is subject-verb-object. The reason that the active voice is preferred in
American business writing is because it is clear, direct, and emphatic, and it signals
energy and force. Here are some examples of the active voice:
I will complete phase four by March 1st.
The client must sign the approval for phase four by March 8th.
In contrast, the passive voice puts the object before the verb. As a result, it’s
not always easy for a reader to ascertain who is the subject and what is the object.
In other words, the passive voice is not clear or direct. Sometimes the result is
downright flabby writing. For example:
Phase four will be completed by March 1st. (This is unclear. We aren’t told
who will complete it.)
Approval must be signed for phase four by March 8th. (This is unclear too.
We aren’t told who must sign it.)
Approval for phase four must be signed by the client by March 8th. (Even
though this sentence states who must sign it, it’s too long and hard
to follow.)
When to Use the Passive Voice
So why use the passive voice when communicating negative messages? Children
and politicians know why instinctively. The passive voice makes it a little more
difficult to trace the action to the culprit. Witness the child’s answer to the ques-
tion “Where is your toy?” The child answers, “It got lost,” (not I lost it, mind
you). That is the genius of children. About politicians, the less said the better.
Sometimes it pays to be unclear. We aren’t condoning ducking responsibility
or passing the buck; that’s not what this discussion is about. What it is
about is taking responsibility without taking on the brunt of someone’s anger.
The occasional use of a passive construction in a negative message does seem to
take some of the fuel out of a fiery situation. Here are some examples of negative
or disagreeable messages constructed passively and actively:

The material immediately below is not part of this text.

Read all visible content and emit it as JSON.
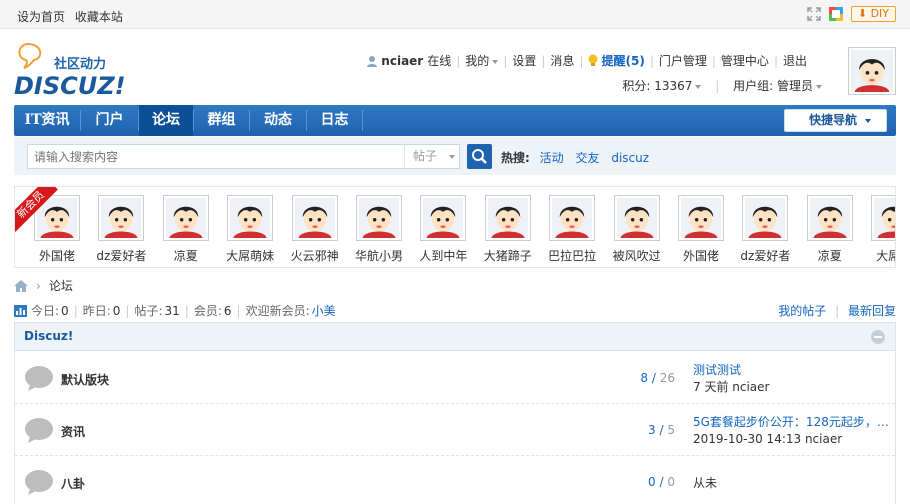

The cost had to be raised. We had to raise the cost.
It isn’t possible to change the copy We can’t change the copy at
at this time and still stay this time and still stay within
within the budget. the budget.
The passive construction hints at forces at work beyond anyone’s control,
while the active construction leads the reader to wonder, “Maybe you couldn’t
find a better solution, but someone else might have been able.”
Because much of the writing you will be doing in these negative situations
requires quick action under duress, you might forget the central rule of all business
writing: keep your reader’s needs and expectations in mind. Yet, using your
client’s business language and focusing on your client’s goals are particularly
important strategies when writing (or calling, for that matter) to communicate
negative or disappointing news. Courtesy words, like please and thanks, go a long
way in creating client goodwill in this regard, but putting your reader first
requires more than the mechanical placement of certain words in your message.
You need to write with a sense of empathy, which means asking yourself how
you would react if you were the reader of the message you are writing.
Keep in mind that it’s usually possible to phrase your message in terms of
benefits to your client, even in negative message writing. Note the difference in
the following examples:
• The enclosed plans must be approved before we can proceed.
• So your project can proceed on schedule, we need you to approve the enclosed plans. The first example focuses on the designer’s need to get a signed approval and comes across a bit like a hostage situation. (That’s probably why the writer chose to use the passive voice—to soften the message.) The focus on the second example is on the client’s need to have his project completed, and placing the phrase that refers to that need first focuses more attention and importance on that client’s need. The second example literally mirrors the message “you, the client, come first,” at the same time that the message goes about meeting the designer’s needs to get signed approval before proceeding.